Before you all jump down my throat, I’d like you to think about it. Extra-marital affairs are a common thing in today’s world. Lots of people out there cheating on their spouses and they keep on at it even though they know it’s not going anywhere. It’s an aspect of human nature. Common situation. With this book, it does end happily and I’m glad it did because this was a work of fiction. That’s the thing with fiction – the author has license to take reality, blend it with fiction and run with it as far as she can because she’s just spinning a story for entertainment purposes.

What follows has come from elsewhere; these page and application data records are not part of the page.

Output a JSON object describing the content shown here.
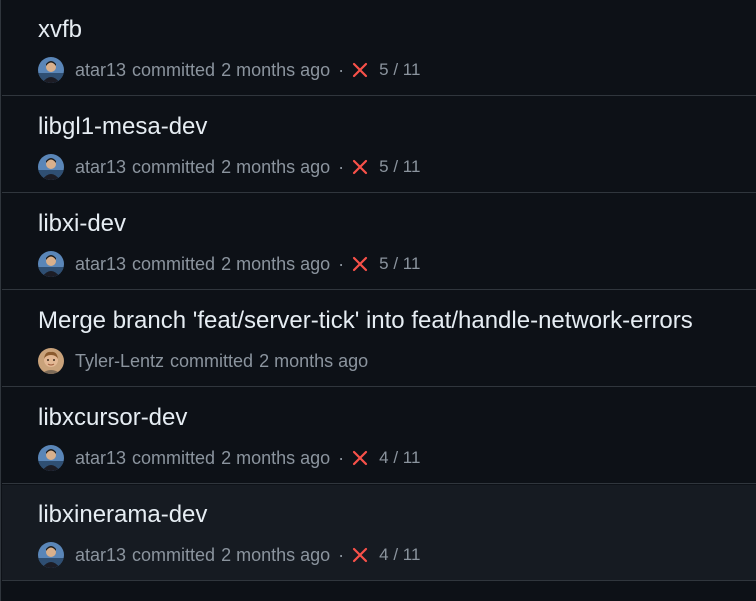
{
  "colors": {
    "background": "#0d1117",
    "row_hover": "#161b22",
    "border": "#30363d",
    "title_text": "#e6edf3",
    "muted_text": "#8b949e",
    "failure": "#f85149"
  },
  "commits": [
    {
      "title": "xvfb",
      "author": "atar13",
      "verb": "committed",
      "time": "2 months ago",
      "separator": "·",
      "status_icon": "x-icon",
      "checks": "5 / 11"
    },
    {
      "title": "libgl1-mesa-dev",
      "author": "atar13",
      "verb": "committed",
      "time": "2 months ago",
      "separator": "·",
      "status_icon": "x-icon",
      "checks": "5 / 11"
    },
    {
      "title": "libxi-dev",
      "author": "atar13",
      "verb": "committed",
      "time": "2 months ago",
      "separator": "·",
      "status_icon": "x-icon",
      "checks": "5 / 11"
    },
    {
      "title": "Merge branch 'feat/server-tick' into feat/handle-network-errors",
      "author": "Tyler-Lentz",
      "verb": "committed",
      "time": "2 months ago"
    },
    {
      "title": "libxcursor-dev",
      "author": "atar13",
      "verb": "committed",
      "time": "2 months ago",
      "separator": "·",
      "status_icon": "x-icon",
      "checks": "4 / 11"
    },
    {
      "title": "libxinerama-dev",
      "author": "atar13",
      "verb": "committed",
      "time": "2 months ago",
      "separator": "·",
      "status_icon": "x-icon",
      "checks": "4 / 11"
    }
  ]
}
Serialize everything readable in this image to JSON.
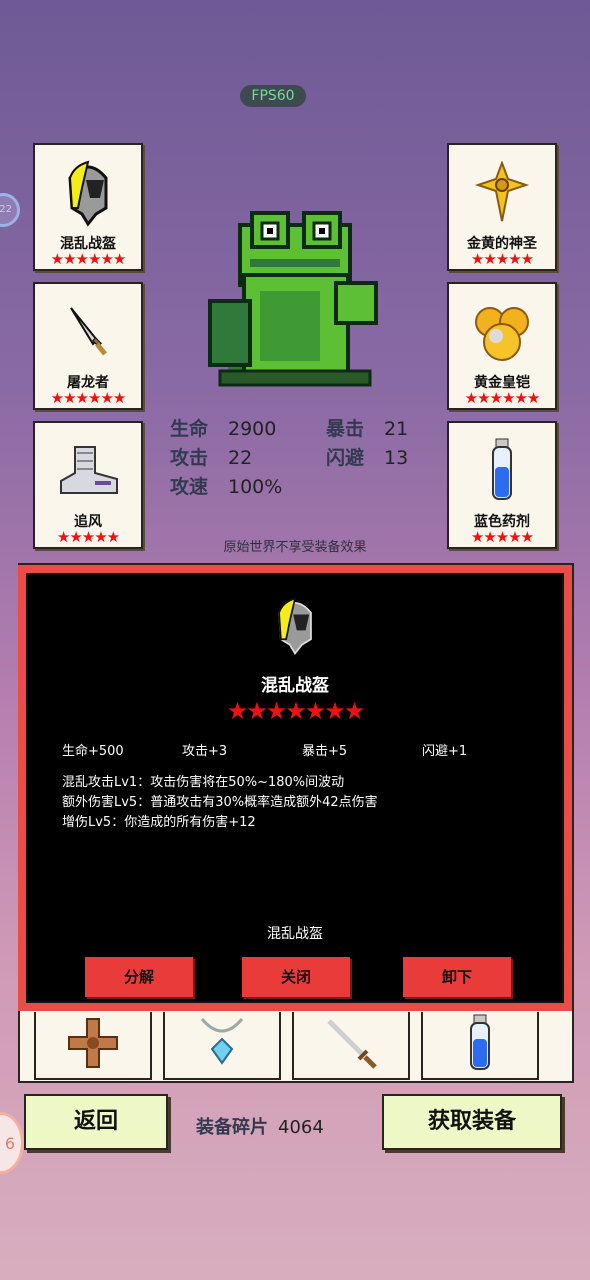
{
  "hud": {
    "fps": "FPS60",
    "side_badge": "22",
    "side_badge2": "6"
  },
  "equipment_left": [
    {
      "name": "混乱战盔",
      "stars": "★★★★★★",
      "icon": "helmet-icon"
    },
    {
      "name": "屠龙者",
      "stars": "★★★★★★",
      "icon": "dagger-icon"
    },
    {
      "name": "追风",
      "stars": "★★★★★",
      "icon": "boot-icon"
    }
  ],
  "equipment_right": [
    {
      "name": "金黄的神圣",
      "stars": "★★★★★",
      "icon": "golden-cross-icon"
    },
    {
      "name": "黄金皇铠",
      "stars": "★★★★★★",
      "icon": "golden-armor-icon"
    },
    {
      "name": "蓝色药剂",
      "stars": "★★★★★",
      "icon": "blue-potion-icon"
    }
  ],
  "stats": {
    "hp_label": "生命",
    "hp": "2900",
    "crit_label": "暴击",
    "crit": "21",
    "atk_label": "攻击",
    "atk": "22",
    "dodge_label": "闪避",
    "dodge": "13",
    "spd_label": "攻速",
    "spd": "100%"
  },
  "note": "原始世界不享受装备效果",
  "popup": {
    "title": "混乱战盔",
    "stars": "★★★★★★★",
    "attrs": [
      "生命+500",
      "攻击+3",
      "暴击+5",
      "闪避+1"
    ],
    "skills": [
      "混乱攻击Lv1：攻击伤害将在50%~180%间波动",
      "额外伤害Lv5：普通攻击有30%概率造成额外42点伤害",
      "增伤Lv5：你造成的所有伤害+12"
    ],
    "subtitle": "混乱战盔",
    "btn_decompose": "分解",
    "btn_close": "关闭",
    "btn_unequip": "卸下"
  },
  "bottom_items": [
    "bronze-cross-icon",
    "crystal-necklace-icon",
    "sword-icon",
    "potion-icon"
  ],
  "footer": {
    "back": "返回",
    "shards_label": "装备碎片",
    "shards_value": "4064",
    "get_equipment": "获取装备"
  },
  "colors": {
    "accent_red": "#ea4d45",
    "star_red": "#e11111",
    "card_bg": "#fbf6ec"
  }
}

My hats off to Jane Porter for being the gutsy woman she is. Each of her books means something – it’s not a run of the mill story. JP takes life by the cojones in her stories and says do your worst and then she takes the worst and makes it into something that still ends up good. Lots of authors in today’s world are “wusses”. They want to stick to the tried and true – keep delivering the same story again and again – just give the characters different names and change the settings. They don’t tackle the forbidden themes – the difficult subjects – just for fear that they might upset some reader out there. Not many people can take it on the chin like JP and still stay standing… and keep writing the difficult stories. That takes courage. It speaks of individuality and uniqueness.
Guess what? There’s all kinds of people out there. All kinds of women in all kinds of situations. Just because a Presents novel isn’t one person’s cup of tea doesn’t mean it couldn’t be another person’s champagne. There are lots of women in the ‘world’ who do love to read about happy endings to difficult, real life issues (like me) and perhaps that’s the reason Harlequin Presents is the best selling category line in the world and has such a huge reader base.
BTW, in case anyone’s wondering – no, I do not know the author personally, have never met her or conversed/emailed with her. I’m not the sort to write fan letters or gush endlessly about a book. I don’t have time for that sort of thing. But I do like to speak up once in a while and defend my taste in reading material. No crime in that.
Thanks for letting me have my say on this subject.
Sue Woods (who really didn’t mean to write so much but her fingers had a mind of their own)
Clearly Sue liked the book *grin*. I have to say, while I admire Sue for wanting to defend her choice in reading material (as she states in her last paragraph) it wasn’t really necessary. I don’t look down on anyone’s choice of reading material (well, unless it’s kiddy porn) and certainly not people who read and enjoy Harlequin Presents or other books of that nature. Obviously there’s an audience for this line or it wouldn’t exist–and thrive. I concluded in a post a few weeks ago, after reading another Presents, that I’m not the intended audience. My disbelief doesn’t suspend that far. But after Sue’s comment and Sharon’s blog post about her love for Jane Porter’s books, I admit I’m compelled to give them another go. So I’ll be hunting for a few old Jane Porter books this week.
Anyone out there want to fess up to a love for a specific line or author of category novels? I promise not to point and laugh 😉